* YOUR ASSIGNMENT:
Across all the records below, count the lines that hold "this". State only that figure.

Stored data
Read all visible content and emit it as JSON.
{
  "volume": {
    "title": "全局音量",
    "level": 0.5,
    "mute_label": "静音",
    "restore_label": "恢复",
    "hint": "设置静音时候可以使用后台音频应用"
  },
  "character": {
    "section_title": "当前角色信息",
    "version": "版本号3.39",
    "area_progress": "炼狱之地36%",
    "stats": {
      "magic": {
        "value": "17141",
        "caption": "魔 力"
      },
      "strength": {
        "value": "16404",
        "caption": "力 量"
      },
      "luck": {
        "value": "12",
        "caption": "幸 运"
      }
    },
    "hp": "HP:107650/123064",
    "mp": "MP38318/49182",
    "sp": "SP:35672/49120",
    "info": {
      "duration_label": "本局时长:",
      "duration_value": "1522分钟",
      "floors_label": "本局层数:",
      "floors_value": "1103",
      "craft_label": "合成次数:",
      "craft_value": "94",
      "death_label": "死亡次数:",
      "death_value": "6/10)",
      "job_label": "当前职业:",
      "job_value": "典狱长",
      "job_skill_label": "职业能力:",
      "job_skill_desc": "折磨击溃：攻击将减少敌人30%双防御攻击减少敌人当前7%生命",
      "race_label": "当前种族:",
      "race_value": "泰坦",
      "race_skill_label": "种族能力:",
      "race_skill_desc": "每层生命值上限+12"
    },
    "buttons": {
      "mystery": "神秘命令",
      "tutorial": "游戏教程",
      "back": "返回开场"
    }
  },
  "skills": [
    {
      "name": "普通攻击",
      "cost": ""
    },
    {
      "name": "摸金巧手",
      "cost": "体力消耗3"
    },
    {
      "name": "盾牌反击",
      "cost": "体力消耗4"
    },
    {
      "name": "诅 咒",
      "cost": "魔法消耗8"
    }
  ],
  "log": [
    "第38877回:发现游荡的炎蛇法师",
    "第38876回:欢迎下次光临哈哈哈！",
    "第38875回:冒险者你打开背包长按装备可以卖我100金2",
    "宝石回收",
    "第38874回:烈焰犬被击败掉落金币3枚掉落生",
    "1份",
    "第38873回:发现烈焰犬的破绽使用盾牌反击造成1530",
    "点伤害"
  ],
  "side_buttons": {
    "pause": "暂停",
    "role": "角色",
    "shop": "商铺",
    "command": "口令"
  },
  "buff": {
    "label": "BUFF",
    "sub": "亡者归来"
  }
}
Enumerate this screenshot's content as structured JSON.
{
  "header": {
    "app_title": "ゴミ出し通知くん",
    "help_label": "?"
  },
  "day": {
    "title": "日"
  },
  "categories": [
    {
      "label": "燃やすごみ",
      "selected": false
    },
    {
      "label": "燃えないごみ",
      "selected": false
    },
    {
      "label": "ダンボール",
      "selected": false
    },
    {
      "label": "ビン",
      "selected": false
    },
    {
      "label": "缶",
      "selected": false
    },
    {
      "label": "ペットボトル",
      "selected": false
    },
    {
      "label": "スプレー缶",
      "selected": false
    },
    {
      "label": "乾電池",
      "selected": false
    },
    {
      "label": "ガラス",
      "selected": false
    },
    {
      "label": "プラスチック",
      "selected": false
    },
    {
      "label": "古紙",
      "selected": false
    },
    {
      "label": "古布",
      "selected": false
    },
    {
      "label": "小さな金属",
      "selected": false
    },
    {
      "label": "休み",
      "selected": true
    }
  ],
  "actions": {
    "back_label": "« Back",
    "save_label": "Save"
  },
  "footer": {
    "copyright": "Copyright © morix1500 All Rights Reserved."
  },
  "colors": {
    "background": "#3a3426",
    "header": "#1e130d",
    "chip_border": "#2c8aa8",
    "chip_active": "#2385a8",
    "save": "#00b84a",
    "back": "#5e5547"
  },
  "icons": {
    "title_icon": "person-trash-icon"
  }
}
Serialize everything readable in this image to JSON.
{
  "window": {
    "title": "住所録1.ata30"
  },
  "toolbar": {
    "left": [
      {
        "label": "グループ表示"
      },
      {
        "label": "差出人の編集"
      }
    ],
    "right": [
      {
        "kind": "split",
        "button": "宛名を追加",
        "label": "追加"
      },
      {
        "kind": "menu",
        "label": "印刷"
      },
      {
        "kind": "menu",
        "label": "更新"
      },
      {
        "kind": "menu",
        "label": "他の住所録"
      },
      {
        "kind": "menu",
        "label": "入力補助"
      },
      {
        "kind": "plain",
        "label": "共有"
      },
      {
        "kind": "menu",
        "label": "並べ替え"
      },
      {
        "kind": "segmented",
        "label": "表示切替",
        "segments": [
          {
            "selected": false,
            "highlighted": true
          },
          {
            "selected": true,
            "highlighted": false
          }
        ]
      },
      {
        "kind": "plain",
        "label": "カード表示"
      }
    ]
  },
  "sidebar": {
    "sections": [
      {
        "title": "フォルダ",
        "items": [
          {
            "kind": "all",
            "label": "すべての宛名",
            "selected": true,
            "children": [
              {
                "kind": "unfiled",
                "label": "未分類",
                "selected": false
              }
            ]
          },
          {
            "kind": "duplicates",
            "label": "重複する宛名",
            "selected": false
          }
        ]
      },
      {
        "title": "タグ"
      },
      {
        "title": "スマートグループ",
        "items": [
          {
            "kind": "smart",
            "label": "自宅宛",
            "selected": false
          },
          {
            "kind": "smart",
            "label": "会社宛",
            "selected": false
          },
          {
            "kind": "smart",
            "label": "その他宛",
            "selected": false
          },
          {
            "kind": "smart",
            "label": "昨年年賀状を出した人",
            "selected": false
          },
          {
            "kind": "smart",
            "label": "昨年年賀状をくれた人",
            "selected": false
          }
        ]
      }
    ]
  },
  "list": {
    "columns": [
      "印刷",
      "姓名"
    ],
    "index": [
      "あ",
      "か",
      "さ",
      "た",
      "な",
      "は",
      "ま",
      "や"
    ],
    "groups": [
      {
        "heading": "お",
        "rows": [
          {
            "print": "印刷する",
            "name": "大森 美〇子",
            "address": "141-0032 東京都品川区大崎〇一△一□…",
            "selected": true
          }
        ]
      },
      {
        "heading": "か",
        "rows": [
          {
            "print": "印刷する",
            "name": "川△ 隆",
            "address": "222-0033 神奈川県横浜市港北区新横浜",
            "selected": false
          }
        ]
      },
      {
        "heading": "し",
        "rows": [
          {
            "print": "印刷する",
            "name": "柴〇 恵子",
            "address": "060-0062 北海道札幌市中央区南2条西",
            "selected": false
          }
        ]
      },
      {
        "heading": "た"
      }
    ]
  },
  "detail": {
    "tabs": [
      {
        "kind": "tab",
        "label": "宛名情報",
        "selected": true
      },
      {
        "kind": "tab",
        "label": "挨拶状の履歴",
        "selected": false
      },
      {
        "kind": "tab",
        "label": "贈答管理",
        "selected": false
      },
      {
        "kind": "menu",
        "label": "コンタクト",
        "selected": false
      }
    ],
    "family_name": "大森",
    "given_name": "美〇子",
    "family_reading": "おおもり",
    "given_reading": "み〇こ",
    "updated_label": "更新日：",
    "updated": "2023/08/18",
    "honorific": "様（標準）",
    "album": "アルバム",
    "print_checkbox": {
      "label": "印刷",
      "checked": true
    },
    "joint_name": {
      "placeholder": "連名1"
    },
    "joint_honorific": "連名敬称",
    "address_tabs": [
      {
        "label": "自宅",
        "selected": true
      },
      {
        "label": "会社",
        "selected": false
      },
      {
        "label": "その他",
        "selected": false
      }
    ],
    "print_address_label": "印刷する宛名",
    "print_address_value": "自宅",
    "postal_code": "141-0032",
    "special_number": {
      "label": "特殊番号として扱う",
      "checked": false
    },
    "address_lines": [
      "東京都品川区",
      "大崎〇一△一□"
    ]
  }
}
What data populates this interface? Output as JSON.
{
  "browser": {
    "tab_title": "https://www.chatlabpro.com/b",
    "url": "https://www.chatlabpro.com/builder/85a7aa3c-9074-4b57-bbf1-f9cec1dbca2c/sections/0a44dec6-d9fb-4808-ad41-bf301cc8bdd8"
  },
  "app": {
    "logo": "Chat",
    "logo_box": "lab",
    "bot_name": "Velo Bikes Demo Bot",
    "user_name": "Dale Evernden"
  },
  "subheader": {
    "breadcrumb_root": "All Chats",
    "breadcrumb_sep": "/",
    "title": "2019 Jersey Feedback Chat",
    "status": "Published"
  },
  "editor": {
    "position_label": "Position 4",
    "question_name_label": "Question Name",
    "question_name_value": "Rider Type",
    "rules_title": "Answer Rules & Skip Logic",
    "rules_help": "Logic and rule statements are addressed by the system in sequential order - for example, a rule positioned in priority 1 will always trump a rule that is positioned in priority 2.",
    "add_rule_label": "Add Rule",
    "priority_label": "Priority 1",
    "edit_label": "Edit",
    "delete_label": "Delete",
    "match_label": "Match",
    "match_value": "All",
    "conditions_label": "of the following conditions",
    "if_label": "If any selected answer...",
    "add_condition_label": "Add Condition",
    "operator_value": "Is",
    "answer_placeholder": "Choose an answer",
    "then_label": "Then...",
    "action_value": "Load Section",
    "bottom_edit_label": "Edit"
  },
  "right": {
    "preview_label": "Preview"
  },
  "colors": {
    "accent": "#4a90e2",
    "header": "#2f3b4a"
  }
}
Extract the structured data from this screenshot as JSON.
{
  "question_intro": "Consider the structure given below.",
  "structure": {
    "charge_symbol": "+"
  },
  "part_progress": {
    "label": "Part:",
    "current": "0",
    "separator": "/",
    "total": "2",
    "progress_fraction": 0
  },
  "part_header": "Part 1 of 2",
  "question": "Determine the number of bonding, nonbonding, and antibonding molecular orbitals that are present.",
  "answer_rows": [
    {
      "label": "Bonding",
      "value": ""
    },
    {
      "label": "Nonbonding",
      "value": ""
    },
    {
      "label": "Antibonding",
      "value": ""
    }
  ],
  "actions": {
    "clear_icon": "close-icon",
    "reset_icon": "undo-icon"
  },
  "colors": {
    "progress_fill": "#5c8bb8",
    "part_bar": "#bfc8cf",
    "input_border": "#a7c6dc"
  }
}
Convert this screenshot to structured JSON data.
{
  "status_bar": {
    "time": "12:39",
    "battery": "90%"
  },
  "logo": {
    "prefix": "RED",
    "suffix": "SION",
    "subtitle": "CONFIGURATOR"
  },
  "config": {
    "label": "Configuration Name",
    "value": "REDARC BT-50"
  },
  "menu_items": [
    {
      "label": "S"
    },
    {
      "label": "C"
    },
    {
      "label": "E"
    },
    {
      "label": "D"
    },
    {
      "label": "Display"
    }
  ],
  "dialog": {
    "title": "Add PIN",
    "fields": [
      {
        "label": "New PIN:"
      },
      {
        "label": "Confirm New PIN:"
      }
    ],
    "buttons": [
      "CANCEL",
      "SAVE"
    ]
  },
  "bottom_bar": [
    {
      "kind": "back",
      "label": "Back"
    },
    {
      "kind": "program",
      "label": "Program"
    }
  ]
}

* RESULT BELOW:
5